Arancini were unusually good, for once tasting of more than just a good way to use up yesterday’s risotto. Steamy and oozy inside, they had tremendous flavour from pumpkin, sage and provolone cheese. Lovely potato croquettes had a bit of bonfire about them courtesy of some smoked scamorza cheese, and fried courgette flowers were great although would have been greater still if stuffed with something. I poke a blob of ricotta and a single anchovy into mine. You must come round sometime.
Modern pizza joints can tend towards the functional, but Stable Hearth has been refurbed with care and attention to detail. Soft tones of paint, bare wood tables, loads of natural light and smart prints depicting various Italian cities, all set to a soundtrack featuring The Bees and Jean Marc-Challe.

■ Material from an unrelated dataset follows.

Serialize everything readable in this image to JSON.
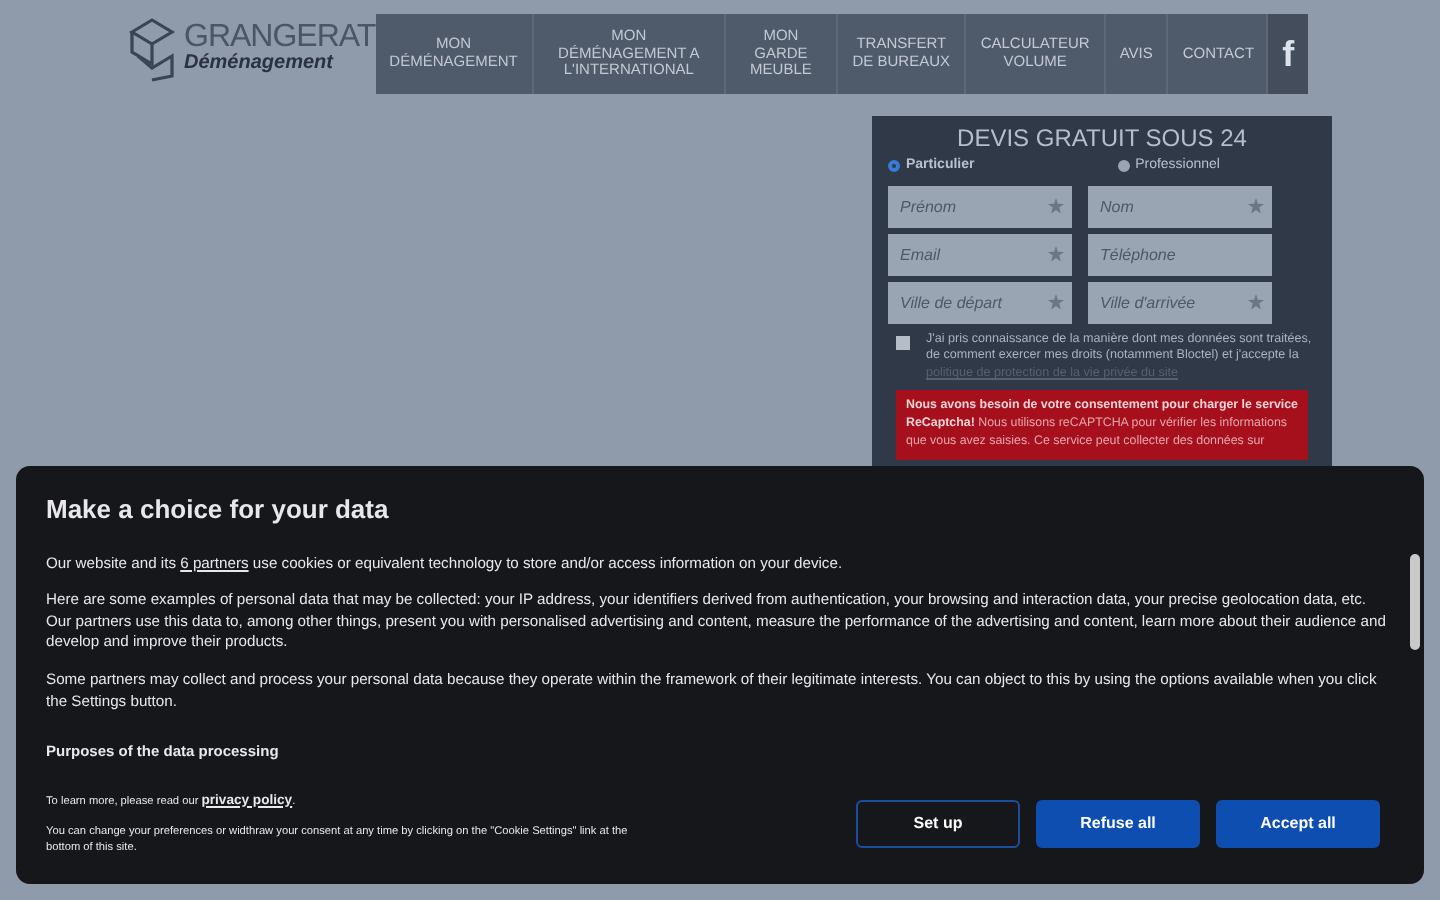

Staff - one of whom we recognised from a previous meal at the sadly defunct Truffle restaurant - were so full of warmth and genuine friendliness that I felt like a terrible human for not being able to tip via the card machine.
But I’ll be back, with cash, to salve my conscience. Not least because the cakes we had boxed up to take home were a bit on the special side.
A blood orange and polenta creation was rather pleasant, but their coffee cake was a total riot of squidgy bittersweet joy, like a double-layered sandwich of superlative brownie and icing. They have a fine list of Italian wines that deserves more attention than I was able to give, although a glass of Montepulciano Caldera was nice enough.
I should also mention their salads, which were thoughtfully put together and dressed. Especially enjoyable was the Campania, featuring a whole blob of the richest, creamiest buffalo mozzarella you can imagine.
Darlington has one of this country’s truly great restaurants on its outskirts (The Raby Hunt), but a chap can’t eat tasting menus every day. Some days are for pizza.
I had meant to visit Stable Hearth while it was garnering appreciative whispers at its previous incarnation in Gainford (thanks to regular reader Ruth Williams for the suggestion), but it never happened and they made the move into Darlington towards the end of last year. Like any restaurant refurb, I’m sure it was a trying time and a labour of love, but the effort was worth it. This is a little beauty of a place, run by people who really seem to care and know about what they’re doing, and who deserve our custom. Highly recommended.